Climate crisis and future water demand

What will happen in the future with water supply? How much will it cost, economically?

by Lorenzo Ciotti
Climate crisis and future water demand
© Christopher Furlong / Staff Getty Images

One of the biggest problems facing future generations will be the availability, demand and supply of water.

The climate crisis also coincides with a water crisis: in many countries global warming leads to desertification, which coincides with a hydrological crisis.

The water crisis of today is determined first of all by the demographic increase of the last 100 years, which has caused a 600% increase in irrigated agricultural land necessary to meet growing food needs, but also by an increase of over 700% in total water consumption on the planet. In fact, water consumption in the world has increased six times in recent years, at a rate more than double the population growth rate.

Climate crisis
Climate crisis© Christopher Furlong / Staff Getty Images

Climate crisis and water demand

The study: Climate change and future water demand: Implications for chlorine and trihalomethanes management in water distribution systems, published in the Journal of environmental management, proposed an interesting perspective on the topic.

The researchers explain:

"The global change in surface water quality calls for increased preparedness of drinking water utilities. The increasing frequency of extreme climatic events combined with global warming can impact source and treated water characteristics such as temperature and natural organic matter. On the other hand, water saving policies in response to water and energy crisis in some countries can aggravate the situation by increasing the water residence time in the drinking water distribution system.
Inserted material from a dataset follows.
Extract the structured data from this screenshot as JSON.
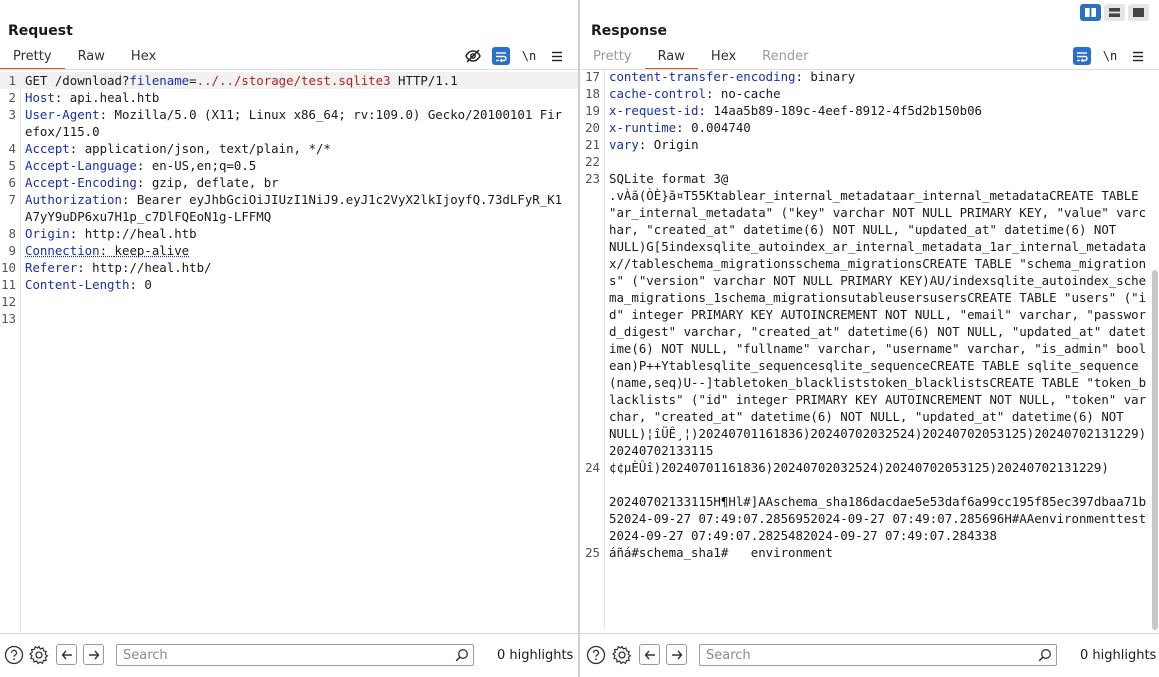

This study investigates the individual and combined effect of increased dissolved organic carbon, increased temperature, and reduced water demand on fate and transport of chlorine and trihalomethanes within a full-scale DWDS in Canada. Chlorine and THM prediction models were calibrated with laboratory experiments and implemented in EPANET-MATLAB toolkit for prediction in the DWDS under different combinations of DOC, temperature, and demand. duration of low chlorine residuals and high THM periods within a day in each scenario was reported using a reliability index.

Low-reliability zones prone to microbial regrowth or high THM exposure were then delineated geographically on the city DWDS. Results revealed that water demand reduction primarily affects chlorine availability, with less concern for THM formation. The reduction in nodal chlorine reliability was gradual with rising temperature and DOC of the treated water and reducing water demand. Nodal THM reliability remained unchanged until certain thresholds were reached.

At these critical thresholds, an abrupt network-wide THM exceedance of 80 μg/L occurred. Under higher DOC and temperature levels in future, employing the proposed approach revealed that increasing the applied chlorine dosage results in elevated exposure to THMs and is not recommended.

This approach aids water utilities in assessing the effectiveness of different intervention measures to solve water quality problems, identify site-specific thresholds leading to major decreases in system reliability, and integrate climate adaptation into water safety management."